But, dozens of University of Alabama journalism students missed what for me was a once-in-lifetime opportunity: A Chance to Hear and Meet One of the Greatest Journalists Ever.
I left the outstanding lecture with mixed feelings- EXCITED and ENERGIZED about what we do as journalists, but ANGRY because so many of our journalism students did not show up. I saw fewer than 20 of the students in our classes here at the University attendance.
We have more than 300 majors in the UA journalism department.
This was such an important event that we invited students from the Society of Professional Journalists from Auburn University and Jacksonville State University to make the more than two-hour drive to Tuscaloosa for the lecture.
And, the AU And JSU students both had delegations at the event, which was sponsored by UA’s Blackburn Institute.

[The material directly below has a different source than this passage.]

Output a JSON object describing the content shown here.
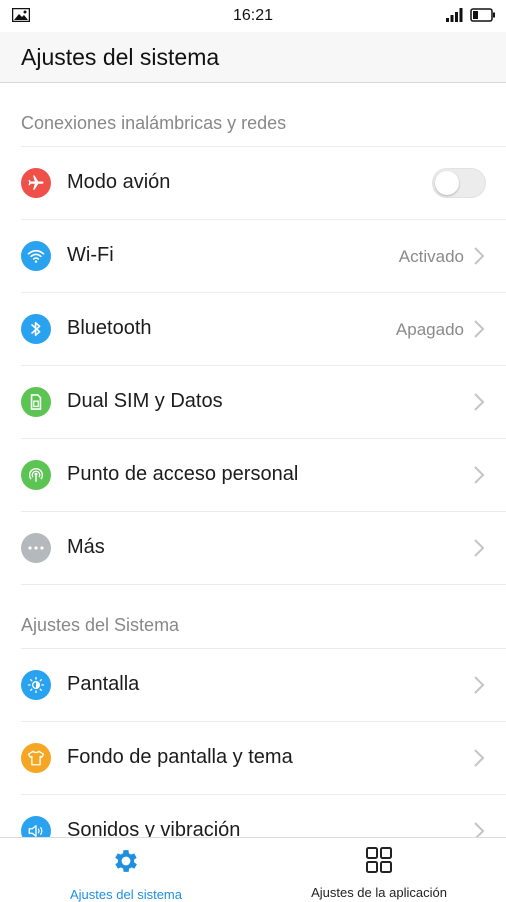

We had dozens of high school journalists in town for the Alabama Scholastic Press Association Winter Convention. But only one or two schools came to hear Bob Woodward, even though we re-arranged the convention schedule to include the 6 p.m. lecture.
Who is Bob Woodward?
Today as I began a 3-hour videojournalism workshop with 15 middle school students from the Birmingham area, I asked them what they knew about Bob Woodward.
Most were aware of his work connected to the Watergate scandal. These 6th, 7th and 8th graders could name all the U.S. presidents who Woodward has interviewed and featured in his 17 books.
These students were really sharp. But, I wonder how many of my college students are equally as adept in their knowledge of civics?
A matter of memory and relevance
I don’t remember Watergate. It happened when I was two years old.
I told the middle school group today that the first president I can remember was Jimmy Carter whose inauguration we watched in the cafeteria when I was in 1st grade at Richmond Mary Scott Elementary School.
As was evident in much of his address last night, Woodward is very much engaged in the policy issues that confront the White House and Congress today.
In fact, in his remarks Friday night, he referenced his latest writing this weekend about the sequester, the $85 billion in spending cuts set to take effect March 1.
There were a handful of UA journalism students there. A few of the members staff of the student newspaper, The Crimson White, had a separate meeting with Woodward earlier on Friday.
What could be more important than hearing and meeting Bob Woodward?
Perhaps it’s a matter of relevance. Sports figures, pop culture icons and other celebrities are more relevant to today’s students.
If they’re not studying public policy or leadership, should students be engaged with people like Bob Woodward?